Then a stop a few storefronts down at Trader Joe's for more chicken/apple sausage, items to take with us for Christmas dinner, and other little things.
Now, we both still had the coupons from Barnes & Noble we received in the mail a few weeks ago. I could go to the store after the new books come out on Tuesday, but this was basically James' last chance to pick up anything he wanted. So we approached the Perimeter Mall area with some trepidation, but since we used the back route, through Lake Hearn Drive, we ran into no traffic at all. The parking lot was crowded, since B&N shares the shopping center with the Container Store, Bassett Furniture, and Restoration Hardware, but the handicapped parking space was free.
The store was quite busy. Alan Siler was working today and I got a nice hug before we started threading through the aisles. Seeing that I'd just been to Barnes & Noble yesterday, you would have thought I couldn't find anything, but I did: a new history book about London called Shakespeare's Pub and the Norman Rockwell book American Mirror. I also bought a cross-stitch magazine with an adorable set of fox patterns, the winter edition of "This England," and a retro magazine I'd never heard of before, "Remind." It's on cheap paper, but reprints vintage ads and comic strips and little bits of trivia, plus has retro quizzes and puzzles. Figured I couldn't lose picking up the Christmas edition.

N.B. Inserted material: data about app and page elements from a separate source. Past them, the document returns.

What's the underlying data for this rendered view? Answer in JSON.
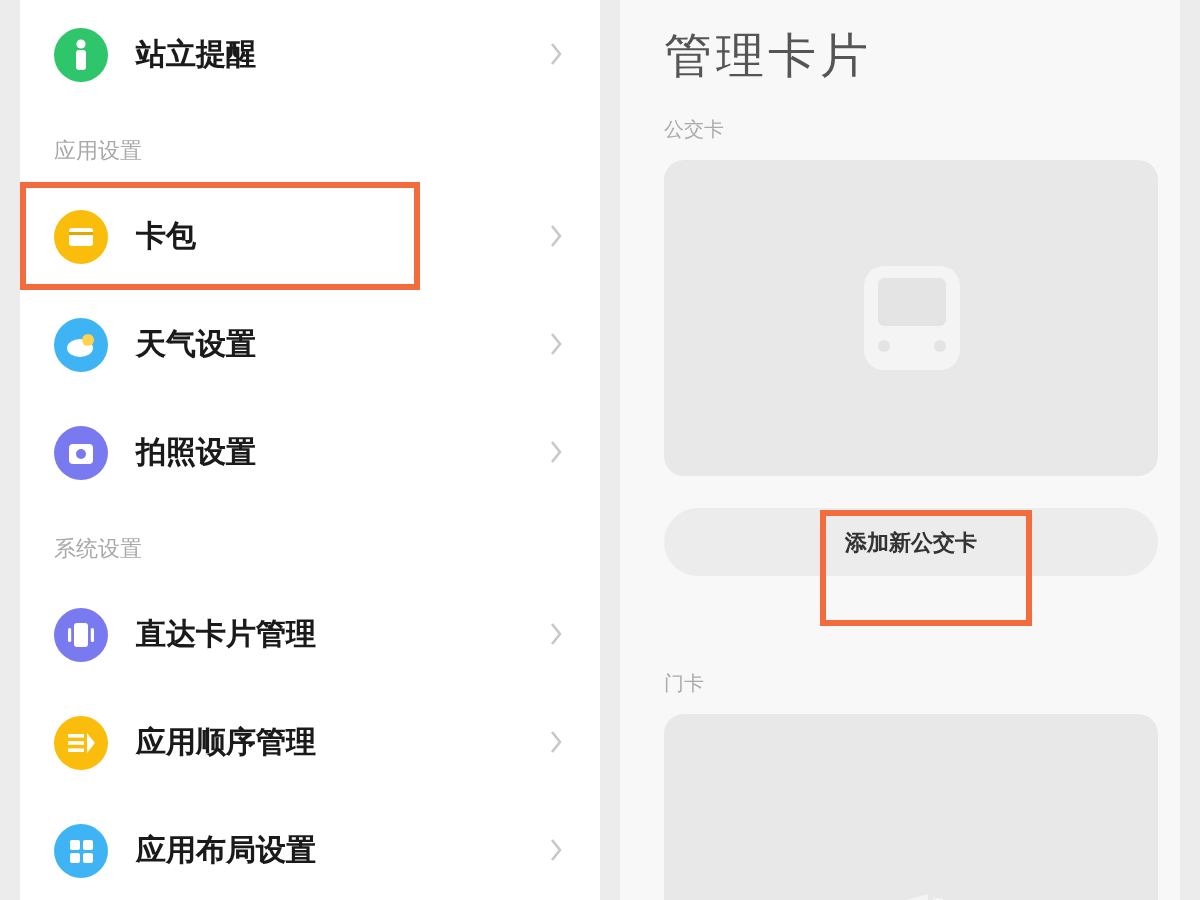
{
  "settings": [
    {
      "kind": "item",
      "label": "站立提醒",
      "color": "#2fc56a",
      "highlighted": false
    },
    {
      "kind": "header",
      "label": "应用设置"
    },
    {
      "kind": "item",
      "label": "卡包",
      "color": "#fbbd0b",
      "highlighted": true
    },
    {
      "kind": "item",
      "label": "天气设置",
      "color": "#3fb4f5",
      "highlighted": false
    },
    {
      "kind": "item",
      "label": "拍照设置",
      "color": "#7a7af0",
      "highlighted": false
    },
    {
      "kind": "header",
      "label": "系统设置"
    },
    {
      "kind": "item",
      "label": "直达卡片管理",
      "color": "#7a7af0",
      "highlighted": false
    },
    {
      "kind": "item",
      "label": "应用顺序管理",
      "color": "#fbbd0b",
      "highlighted": false
    },
    {
      "kind": "item",
      "label": "应用布局设置",
      "color": "#3fb4f5",
      "highlighted": false
    }
  ],
  "manage": {
    "title": "管理卡片",
    "sections": [
      {
        "kind": "bus",
        "label": "公交卡",
        "button": "添加新公交卡",
        "highlighted": true
      },
      {
        "kind": "door",
        "label": "门卡"
      }
    ]
  }
}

We came home by Kroger. James dropped me off and I went in to get some hot chicken soup for supper, along with some Italian bread and Kerrygold butter, and a newspaper. Finished wrapping the final three gifts! The marathon wrap session is finally over! Spent the rest of the evening eating supper and reading the paper, watching a few Christmas specials (The Bestest Present, A Christmas Angel, and It's a Wonderful Tiny Toons Christmas) before watching the Christmas episode of Alaska: the Last Frontier. They did a secret Santa and each person drew one name; all the gifts had to be homemade. Eve made Bonnie (Atz's wife) some rosehip mead, Charlotte fixed up an old sled for Atz, Atz and Bonnie made a teepee for Shane and his wife to live in while they are building a house (complete with stove), and so forth. It was a real kick to see what kind of surprises they cooked up for each other!